╭──

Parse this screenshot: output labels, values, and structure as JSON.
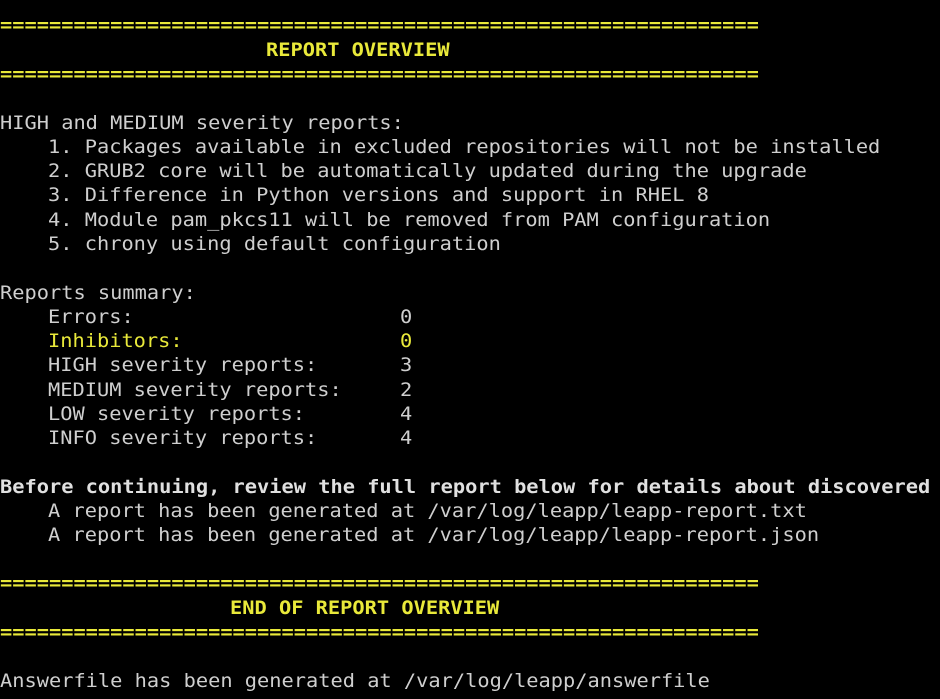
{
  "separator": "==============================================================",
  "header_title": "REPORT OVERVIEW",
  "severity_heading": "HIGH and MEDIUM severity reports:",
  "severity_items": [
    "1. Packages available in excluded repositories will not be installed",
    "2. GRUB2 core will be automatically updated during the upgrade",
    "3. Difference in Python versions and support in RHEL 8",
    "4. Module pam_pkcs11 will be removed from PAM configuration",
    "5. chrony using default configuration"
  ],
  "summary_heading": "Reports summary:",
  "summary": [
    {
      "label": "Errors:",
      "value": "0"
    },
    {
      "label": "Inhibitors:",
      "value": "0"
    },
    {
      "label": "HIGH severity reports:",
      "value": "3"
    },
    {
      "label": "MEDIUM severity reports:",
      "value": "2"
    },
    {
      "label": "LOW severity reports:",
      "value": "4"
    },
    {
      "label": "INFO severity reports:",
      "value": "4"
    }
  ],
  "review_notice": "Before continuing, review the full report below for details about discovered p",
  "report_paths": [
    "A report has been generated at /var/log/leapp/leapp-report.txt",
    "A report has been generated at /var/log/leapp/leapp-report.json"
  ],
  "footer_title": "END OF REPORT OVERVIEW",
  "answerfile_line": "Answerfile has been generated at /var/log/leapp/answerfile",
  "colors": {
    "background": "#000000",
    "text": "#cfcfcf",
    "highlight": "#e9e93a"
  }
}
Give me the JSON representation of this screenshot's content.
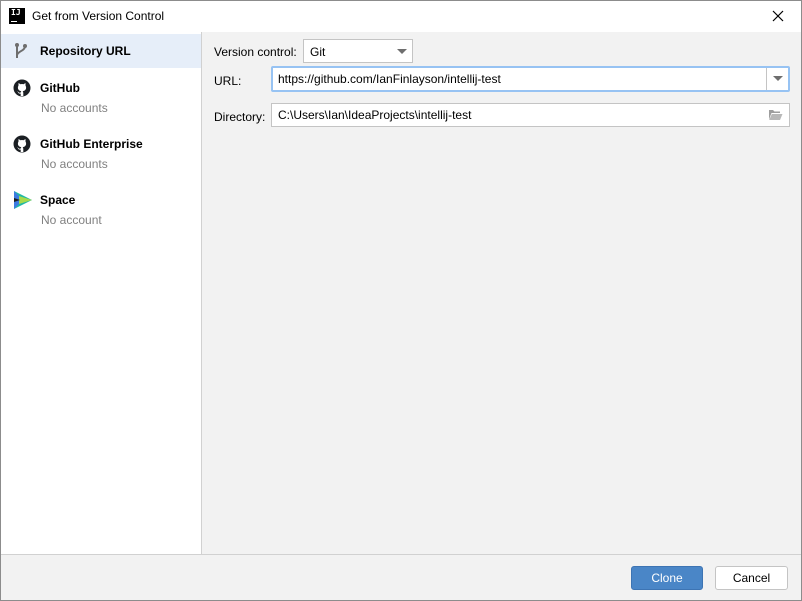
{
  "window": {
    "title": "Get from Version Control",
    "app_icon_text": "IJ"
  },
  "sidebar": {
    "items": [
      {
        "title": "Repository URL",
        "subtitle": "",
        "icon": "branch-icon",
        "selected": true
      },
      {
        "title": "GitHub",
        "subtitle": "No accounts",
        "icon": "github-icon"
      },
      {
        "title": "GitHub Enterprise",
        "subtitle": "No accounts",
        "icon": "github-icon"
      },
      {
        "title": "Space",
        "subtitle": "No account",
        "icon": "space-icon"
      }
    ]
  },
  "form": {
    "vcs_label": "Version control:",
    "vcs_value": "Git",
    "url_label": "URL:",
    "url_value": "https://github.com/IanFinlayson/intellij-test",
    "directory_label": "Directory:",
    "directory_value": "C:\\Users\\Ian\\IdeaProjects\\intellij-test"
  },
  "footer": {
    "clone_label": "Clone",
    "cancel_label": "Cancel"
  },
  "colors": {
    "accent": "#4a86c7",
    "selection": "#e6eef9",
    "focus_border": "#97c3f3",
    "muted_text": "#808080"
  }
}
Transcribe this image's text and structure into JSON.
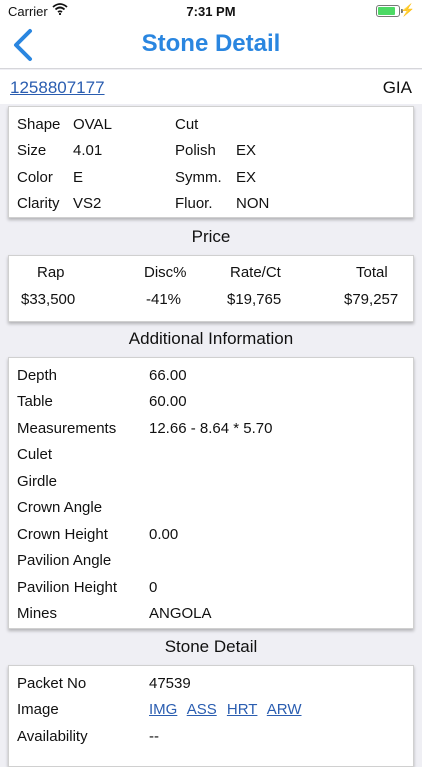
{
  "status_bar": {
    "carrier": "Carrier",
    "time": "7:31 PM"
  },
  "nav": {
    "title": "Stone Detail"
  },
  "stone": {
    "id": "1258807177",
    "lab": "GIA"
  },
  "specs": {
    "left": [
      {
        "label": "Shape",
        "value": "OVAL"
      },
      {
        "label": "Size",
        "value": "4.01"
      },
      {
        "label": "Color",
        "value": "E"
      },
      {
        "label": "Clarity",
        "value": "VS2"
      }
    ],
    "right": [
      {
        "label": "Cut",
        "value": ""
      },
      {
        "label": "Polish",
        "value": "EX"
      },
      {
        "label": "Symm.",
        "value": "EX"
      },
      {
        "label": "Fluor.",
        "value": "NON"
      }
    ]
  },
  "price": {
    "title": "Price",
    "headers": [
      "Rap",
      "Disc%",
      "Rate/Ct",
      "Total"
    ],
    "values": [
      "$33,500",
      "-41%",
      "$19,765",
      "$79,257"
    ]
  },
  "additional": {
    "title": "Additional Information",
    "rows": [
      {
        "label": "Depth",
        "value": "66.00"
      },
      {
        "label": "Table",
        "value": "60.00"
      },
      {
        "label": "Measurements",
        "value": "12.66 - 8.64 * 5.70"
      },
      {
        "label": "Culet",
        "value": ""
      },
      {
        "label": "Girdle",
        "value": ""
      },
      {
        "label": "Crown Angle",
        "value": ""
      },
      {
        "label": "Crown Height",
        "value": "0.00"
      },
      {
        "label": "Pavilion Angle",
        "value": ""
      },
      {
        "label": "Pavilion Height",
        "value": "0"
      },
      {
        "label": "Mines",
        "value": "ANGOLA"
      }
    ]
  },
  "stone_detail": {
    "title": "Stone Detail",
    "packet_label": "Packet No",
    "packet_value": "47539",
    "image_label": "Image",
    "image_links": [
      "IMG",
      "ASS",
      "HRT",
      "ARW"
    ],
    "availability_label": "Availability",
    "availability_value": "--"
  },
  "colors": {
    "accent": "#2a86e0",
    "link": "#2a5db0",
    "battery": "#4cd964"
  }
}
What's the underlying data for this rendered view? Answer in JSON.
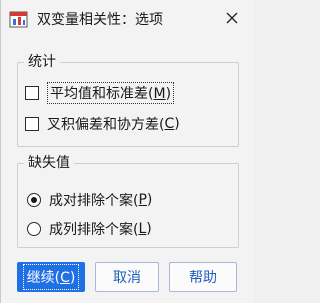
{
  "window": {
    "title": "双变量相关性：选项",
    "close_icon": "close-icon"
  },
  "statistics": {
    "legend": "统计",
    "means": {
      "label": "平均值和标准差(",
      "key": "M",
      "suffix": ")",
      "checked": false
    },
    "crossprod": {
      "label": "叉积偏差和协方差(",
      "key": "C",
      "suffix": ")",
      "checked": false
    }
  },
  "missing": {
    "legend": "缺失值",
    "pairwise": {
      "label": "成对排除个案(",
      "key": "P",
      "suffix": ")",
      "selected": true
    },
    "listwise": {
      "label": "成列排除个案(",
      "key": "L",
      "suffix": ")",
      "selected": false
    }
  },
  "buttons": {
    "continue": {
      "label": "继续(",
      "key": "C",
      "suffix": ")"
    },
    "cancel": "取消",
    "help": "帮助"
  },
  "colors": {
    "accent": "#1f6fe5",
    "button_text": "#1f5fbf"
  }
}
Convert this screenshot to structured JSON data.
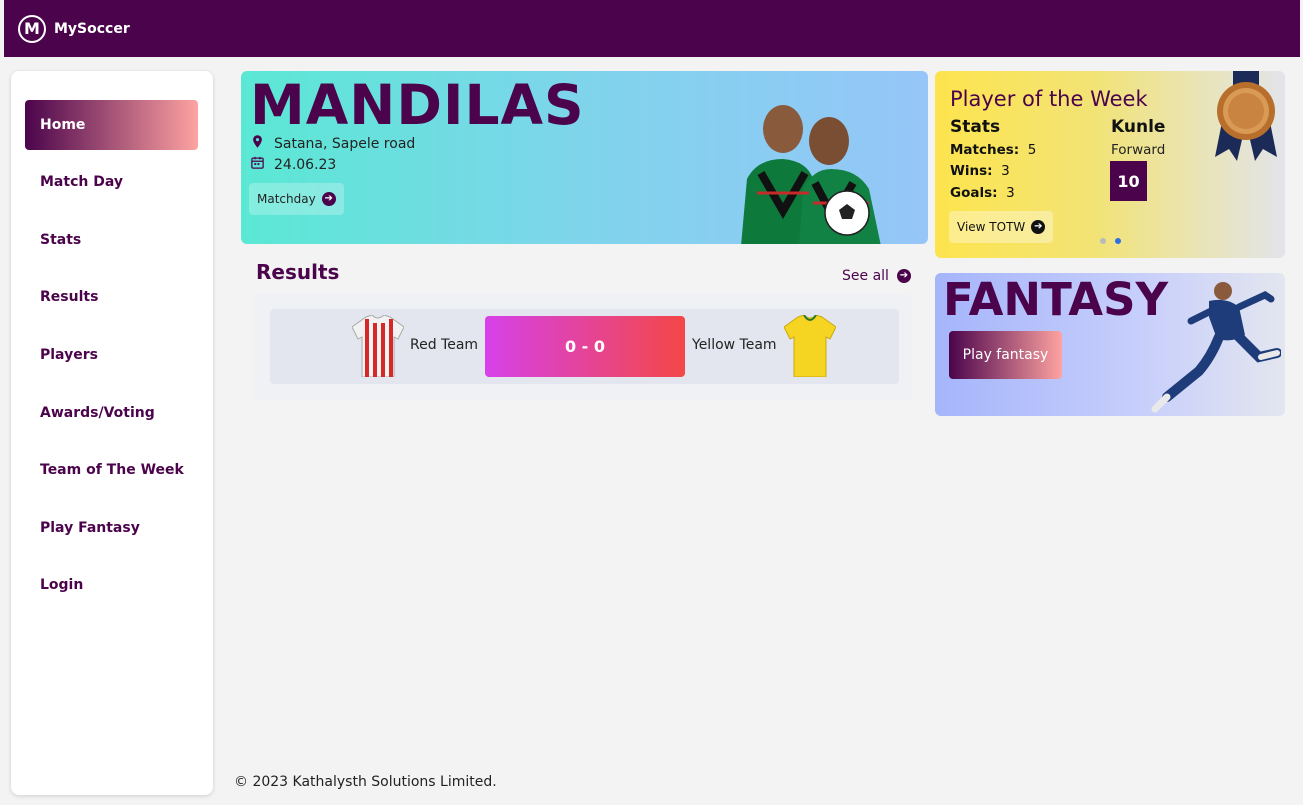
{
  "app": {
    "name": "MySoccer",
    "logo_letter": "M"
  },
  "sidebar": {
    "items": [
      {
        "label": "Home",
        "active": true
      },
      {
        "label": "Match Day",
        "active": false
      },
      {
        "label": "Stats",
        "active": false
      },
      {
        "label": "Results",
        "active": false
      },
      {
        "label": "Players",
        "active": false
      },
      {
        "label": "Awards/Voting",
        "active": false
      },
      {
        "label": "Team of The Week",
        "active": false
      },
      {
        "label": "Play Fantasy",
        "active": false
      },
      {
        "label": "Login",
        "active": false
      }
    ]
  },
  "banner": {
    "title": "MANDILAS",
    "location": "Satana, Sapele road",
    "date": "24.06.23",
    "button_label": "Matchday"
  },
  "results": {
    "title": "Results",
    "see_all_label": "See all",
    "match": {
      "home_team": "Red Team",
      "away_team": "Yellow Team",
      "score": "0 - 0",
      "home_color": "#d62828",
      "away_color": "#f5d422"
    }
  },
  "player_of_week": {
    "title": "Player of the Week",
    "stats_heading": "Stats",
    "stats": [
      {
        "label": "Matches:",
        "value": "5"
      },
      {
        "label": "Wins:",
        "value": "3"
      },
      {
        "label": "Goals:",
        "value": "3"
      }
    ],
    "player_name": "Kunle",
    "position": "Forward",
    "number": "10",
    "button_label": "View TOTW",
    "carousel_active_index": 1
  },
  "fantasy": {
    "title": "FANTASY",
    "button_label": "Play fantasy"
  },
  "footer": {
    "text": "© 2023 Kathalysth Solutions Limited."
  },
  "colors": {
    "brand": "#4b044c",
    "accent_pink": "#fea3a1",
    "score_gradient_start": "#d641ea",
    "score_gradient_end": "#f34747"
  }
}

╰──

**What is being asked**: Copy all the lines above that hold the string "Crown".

**Answer space**:
        "label": "Crown Angle",
        "label": "Crown Height",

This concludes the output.